▸ **Your task**
The word "demographics" marks the lines you need; copy each of them from the data.
===== Data excerpts =====
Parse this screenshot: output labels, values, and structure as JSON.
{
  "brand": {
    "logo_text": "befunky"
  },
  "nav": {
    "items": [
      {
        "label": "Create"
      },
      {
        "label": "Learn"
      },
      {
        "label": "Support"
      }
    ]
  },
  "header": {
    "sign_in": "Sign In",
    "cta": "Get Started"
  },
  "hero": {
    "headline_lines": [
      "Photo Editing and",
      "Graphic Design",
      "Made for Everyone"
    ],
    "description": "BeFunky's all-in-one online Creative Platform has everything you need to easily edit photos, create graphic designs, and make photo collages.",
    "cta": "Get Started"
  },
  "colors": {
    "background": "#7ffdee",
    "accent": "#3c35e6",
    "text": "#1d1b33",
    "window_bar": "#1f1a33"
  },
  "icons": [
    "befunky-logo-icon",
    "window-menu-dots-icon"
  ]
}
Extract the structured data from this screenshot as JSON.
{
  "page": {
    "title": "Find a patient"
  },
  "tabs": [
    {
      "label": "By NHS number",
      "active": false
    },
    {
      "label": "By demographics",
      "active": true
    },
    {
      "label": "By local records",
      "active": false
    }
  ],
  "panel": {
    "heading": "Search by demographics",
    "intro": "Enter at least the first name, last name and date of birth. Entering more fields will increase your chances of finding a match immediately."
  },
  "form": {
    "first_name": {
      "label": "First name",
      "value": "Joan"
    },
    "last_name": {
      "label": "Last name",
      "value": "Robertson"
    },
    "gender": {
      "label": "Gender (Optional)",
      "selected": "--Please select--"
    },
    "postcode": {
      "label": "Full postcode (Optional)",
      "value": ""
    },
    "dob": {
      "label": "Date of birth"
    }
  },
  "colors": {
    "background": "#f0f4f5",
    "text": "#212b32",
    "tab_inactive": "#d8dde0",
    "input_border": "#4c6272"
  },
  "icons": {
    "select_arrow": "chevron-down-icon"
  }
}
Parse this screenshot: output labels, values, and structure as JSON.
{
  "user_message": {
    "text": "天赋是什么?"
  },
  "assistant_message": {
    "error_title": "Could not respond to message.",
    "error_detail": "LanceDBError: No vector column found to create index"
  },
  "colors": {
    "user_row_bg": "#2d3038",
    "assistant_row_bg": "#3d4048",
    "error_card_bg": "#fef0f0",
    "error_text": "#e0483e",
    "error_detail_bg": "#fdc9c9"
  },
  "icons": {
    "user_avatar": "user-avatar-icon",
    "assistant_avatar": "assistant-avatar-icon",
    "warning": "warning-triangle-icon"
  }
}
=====
▸ **Your solution**
      "label": "By demographics",
    "heading": "Search by demographics",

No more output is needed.